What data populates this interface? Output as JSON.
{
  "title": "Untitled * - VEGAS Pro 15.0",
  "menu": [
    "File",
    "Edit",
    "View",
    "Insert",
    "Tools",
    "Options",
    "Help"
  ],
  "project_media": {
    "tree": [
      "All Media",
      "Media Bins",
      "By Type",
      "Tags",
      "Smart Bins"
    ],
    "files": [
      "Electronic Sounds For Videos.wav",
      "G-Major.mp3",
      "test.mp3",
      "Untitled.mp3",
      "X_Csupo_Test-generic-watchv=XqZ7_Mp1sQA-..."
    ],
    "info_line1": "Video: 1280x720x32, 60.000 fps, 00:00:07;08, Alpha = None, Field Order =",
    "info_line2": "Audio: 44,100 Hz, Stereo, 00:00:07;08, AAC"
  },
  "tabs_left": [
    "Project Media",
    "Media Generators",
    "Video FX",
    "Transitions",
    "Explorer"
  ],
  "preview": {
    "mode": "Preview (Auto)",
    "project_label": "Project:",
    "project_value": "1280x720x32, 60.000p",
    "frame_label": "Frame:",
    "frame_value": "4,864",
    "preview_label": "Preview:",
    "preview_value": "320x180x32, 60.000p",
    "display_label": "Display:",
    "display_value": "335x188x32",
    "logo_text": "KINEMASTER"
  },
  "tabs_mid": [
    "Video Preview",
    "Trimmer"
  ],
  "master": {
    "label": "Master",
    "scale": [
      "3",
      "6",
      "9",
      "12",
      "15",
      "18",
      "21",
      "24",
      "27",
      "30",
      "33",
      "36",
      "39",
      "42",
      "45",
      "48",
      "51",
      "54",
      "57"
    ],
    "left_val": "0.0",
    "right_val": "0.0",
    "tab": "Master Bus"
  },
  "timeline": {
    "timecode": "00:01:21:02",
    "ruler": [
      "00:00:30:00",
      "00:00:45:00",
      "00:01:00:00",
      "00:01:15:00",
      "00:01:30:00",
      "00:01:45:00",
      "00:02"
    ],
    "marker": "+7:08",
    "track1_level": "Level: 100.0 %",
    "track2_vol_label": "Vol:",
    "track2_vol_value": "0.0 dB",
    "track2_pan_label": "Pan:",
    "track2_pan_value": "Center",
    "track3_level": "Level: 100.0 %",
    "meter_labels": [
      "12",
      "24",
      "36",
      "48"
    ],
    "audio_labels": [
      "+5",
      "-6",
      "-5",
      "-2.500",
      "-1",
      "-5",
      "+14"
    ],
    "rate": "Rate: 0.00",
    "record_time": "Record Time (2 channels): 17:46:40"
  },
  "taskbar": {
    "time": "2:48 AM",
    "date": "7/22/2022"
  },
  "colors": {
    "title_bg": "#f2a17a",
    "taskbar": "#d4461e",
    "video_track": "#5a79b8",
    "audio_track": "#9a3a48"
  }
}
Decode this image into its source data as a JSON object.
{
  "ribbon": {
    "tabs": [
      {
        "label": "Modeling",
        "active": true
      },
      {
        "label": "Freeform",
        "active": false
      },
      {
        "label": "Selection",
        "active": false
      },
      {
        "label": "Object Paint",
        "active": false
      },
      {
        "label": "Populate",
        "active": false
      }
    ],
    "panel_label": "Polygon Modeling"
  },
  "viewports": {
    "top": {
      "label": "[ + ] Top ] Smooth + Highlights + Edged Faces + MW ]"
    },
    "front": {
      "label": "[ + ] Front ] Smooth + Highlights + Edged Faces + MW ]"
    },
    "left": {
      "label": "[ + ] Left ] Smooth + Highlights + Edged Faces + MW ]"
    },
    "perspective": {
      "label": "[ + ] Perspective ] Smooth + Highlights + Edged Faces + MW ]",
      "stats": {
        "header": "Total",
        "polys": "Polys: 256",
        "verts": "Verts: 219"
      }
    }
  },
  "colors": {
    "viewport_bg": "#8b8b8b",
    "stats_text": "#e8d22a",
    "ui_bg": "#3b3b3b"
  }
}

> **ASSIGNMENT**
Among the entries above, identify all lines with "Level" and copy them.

> **RESPONSE BOX**
    "track1_level": "Level: 100.0 %",
    "track3_level": "Level: 100.0 %",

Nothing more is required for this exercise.